When working on, avoid having too much overhang on either of the end joists. If you stand close to the overhanging end of the board it will become unstable and act like a see-saw. And don't rest walk boards directly on top of electricity cables or water pipes.
Does your loft have loose insulation? If so, try to disturb it as little as possible to minimise the fibres from spreading. If possible, consider closing the loft hatch to prevent it from entering the home. Though if there’s a lock on your latch door, be sure to tell people that you’re in there beforehand so that you don’t get locked in accidentally.
If your task takes a long time, take plenty of breaks. Working in a loft can often be uncomfortable and tiring, requiring a lot of concentration and energy, so beware of fatigue and rest when tired. Wash your hands during breaks and remember to stay hydrated – especially as lofts can be hot and stuffy. Take regular drinking breaks to avoid getting dehydrated.
When you’ve finished working in the loft, place your clothing in a large bin liner or refuse sack and shake it outside before washing. This is to remove as many insulation fibres as possible before washing thoroughly and separately from other clothing.
Clean safety goggles with cleaning wipes before storing away and bin your dust mask (if it's disposable).
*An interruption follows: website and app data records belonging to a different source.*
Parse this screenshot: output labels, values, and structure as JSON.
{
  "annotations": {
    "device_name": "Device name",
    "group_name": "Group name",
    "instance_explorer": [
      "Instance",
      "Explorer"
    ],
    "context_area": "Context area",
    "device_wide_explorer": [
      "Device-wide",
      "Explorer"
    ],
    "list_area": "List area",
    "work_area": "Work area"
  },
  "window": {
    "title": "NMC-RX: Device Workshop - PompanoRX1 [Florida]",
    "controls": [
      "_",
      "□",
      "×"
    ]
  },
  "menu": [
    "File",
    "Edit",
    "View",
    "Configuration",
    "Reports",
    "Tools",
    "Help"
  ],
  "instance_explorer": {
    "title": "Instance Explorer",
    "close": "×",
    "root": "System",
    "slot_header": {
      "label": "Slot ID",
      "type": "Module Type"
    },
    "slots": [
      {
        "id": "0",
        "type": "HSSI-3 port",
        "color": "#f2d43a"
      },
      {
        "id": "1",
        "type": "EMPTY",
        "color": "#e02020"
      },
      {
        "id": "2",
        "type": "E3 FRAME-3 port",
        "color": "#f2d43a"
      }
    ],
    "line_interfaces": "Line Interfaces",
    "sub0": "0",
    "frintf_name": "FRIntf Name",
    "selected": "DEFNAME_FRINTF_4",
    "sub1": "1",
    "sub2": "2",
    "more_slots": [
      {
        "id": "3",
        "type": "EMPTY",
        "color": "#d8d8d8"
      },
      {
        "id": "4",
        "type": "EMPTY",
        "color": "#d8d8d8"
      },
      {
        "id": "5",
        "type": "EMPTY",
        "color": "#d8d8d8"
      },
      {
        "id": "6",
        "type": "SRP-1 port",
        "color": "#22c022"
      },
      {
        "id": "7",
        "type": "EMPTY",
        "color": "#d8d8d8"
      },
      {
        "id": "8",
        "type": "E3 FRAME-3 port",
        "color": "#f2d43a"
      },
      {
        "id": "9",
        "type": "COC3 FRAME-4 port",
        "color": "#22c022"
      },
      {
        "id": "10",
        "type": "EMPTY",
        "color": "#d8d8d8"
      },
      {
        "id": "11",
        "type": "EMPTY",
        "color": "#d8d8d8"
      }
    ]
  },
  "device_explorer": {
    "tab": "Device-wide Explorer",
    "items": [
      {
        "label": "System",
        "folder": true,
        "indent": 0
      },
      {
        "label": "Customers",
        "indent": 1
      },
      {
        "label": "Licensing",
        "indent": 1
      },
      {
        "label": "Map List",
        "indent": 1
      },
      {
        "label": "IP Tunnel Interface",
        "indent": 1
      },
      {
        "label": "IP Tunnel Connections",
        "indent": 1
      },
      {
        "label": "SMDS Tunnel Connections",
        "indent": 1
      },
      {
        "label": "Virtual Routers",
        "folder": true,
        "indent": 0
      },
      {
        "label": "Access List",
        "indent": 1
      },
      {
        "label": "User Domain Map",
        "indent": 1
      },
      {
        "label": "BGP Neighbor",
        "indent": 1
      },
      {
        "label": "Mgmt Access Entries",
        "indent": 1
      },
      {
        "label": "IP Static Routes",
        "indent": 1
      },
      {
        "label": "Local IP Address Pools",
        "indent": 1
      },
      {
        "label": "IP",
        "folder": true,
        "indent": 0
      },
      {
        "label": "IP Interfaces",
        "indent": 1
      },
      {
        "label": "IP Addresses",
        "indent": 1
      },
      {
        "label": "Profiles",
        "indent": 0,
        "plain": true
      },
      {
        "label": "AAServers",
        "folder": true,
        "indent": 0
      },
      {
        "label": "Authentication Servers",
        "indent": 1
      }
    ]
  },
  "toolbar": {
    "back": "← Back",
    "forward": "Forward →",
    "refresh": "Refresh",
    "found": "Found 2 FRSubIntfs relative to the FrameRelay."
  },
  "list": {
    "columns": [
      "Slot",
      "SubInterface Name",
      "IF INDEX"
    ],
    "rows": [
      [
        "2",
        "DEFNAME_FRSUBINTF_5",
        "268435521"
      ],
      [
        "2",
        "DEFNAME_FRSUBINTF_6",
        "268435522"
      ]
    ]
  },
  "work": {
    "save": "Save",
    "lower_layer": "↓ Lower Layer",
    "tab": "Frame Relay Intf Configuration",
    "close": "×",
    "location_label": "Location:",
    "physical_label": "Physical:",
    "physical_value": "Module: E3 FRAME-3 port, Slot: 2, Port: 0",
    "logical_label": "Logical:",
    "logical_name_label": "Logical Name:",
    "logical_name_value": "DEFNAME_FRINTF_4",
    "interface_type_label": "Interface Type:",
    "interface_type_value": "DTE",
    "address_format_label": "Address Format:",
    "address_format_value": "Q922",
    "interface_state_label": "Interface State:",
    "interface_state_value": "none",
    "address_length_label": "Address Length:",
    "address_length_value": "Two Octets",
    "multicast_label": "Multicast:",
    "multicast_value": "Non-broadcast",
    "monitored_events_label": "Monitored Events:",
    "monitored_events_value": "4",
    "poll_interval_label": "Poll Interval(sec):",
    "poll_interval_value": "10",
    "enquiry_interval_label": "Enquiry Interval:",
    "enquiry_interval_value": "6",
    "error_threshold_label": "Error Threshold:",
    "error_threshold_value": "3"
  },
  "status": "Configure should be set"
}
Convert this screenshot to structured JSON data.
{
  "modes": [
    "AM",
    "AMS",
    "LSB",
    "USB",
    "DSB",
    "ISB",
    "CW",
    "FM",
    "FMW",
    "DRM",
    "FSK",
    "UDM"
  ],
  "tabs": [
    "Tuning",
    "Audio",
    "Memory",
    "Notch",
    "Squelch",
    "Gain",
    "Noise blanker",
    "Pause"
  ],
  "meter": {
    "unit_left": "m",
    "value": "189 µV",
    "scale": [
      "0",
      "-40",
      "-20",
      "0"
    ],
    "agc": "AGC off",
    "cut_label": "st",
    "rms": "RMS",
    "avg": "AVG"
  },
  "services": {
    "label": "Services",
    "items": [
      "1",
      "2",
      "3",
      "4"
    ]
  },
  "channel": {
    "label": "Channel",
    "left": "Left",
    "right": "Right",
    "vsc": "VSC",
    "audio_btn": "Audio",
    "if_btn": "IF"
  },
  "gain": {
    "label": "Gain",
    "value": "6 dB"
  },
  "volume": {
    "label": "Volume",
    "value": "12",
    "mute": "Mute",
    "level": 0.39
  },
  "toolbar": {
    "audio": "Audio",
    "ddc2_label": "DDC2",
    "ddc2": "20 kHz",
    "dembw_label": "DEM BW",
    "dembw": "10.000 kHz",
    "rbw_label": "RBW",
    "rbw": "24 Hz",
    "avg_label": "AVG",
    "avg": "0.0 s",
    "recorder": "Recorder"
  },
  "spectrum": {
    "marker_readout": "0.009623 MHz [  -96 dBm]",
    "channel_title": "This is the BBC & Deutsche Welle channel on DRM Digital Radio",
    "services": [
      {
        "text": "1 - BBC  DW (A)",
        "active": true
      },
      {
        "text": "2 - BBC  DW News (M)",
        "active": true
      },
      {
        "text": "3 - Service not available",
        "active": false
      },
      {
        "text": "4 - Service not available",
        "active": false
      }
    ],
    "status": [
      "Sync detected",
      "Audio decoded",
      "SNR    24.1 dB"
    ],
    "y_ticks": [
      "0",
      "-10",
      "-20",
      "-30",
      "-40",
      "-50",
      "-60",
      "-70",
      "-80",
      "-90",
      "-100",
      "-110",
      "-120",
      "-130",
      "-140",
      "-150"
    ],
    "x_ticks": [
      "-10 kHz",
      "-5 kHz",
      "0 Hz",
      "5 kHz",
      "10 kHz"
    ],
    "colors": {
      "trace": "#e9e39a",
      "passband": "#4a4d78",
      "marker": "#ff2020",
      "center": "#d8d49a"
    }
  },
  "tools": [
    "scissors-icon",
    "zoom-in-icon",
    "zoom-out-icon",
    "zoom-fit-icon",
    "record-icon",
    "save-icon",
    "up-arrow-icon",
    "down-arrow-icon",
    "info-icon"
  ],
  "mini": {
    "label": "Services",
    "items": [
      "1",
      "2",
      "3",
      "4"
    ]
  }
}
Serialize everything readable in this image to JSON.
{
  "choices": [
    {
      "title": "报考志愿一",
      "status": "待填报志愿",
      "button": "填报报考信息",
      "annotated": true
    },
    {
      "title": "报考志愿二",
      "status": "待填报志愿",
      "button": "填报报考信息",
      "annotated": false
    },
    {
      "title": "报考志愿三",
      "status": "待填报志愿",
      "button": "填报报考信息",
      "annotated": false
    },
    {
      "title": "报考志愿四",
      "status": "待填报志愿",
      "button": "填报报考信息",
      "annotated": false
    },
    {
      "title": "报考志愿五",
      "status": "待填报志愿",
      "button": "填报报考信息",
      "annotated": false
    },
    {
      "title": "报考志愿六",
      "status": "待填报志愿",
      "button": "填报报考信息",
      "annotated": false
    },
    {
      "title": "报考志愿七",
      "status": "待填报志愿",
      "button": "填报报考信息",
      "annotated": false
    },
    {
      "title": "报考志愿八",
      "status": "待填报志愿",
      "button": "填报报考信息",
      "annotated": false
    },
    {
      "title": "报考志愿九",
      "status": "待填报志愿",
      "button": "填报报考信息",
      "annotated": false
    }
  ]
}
Use a damp cloth to wipe down any areas outside the loft hatch covered by insulation fibres and vacuum carpets and flooring. And finish by washing your hands. This will help stop itchy fibres spreading to your face or anything else you touch.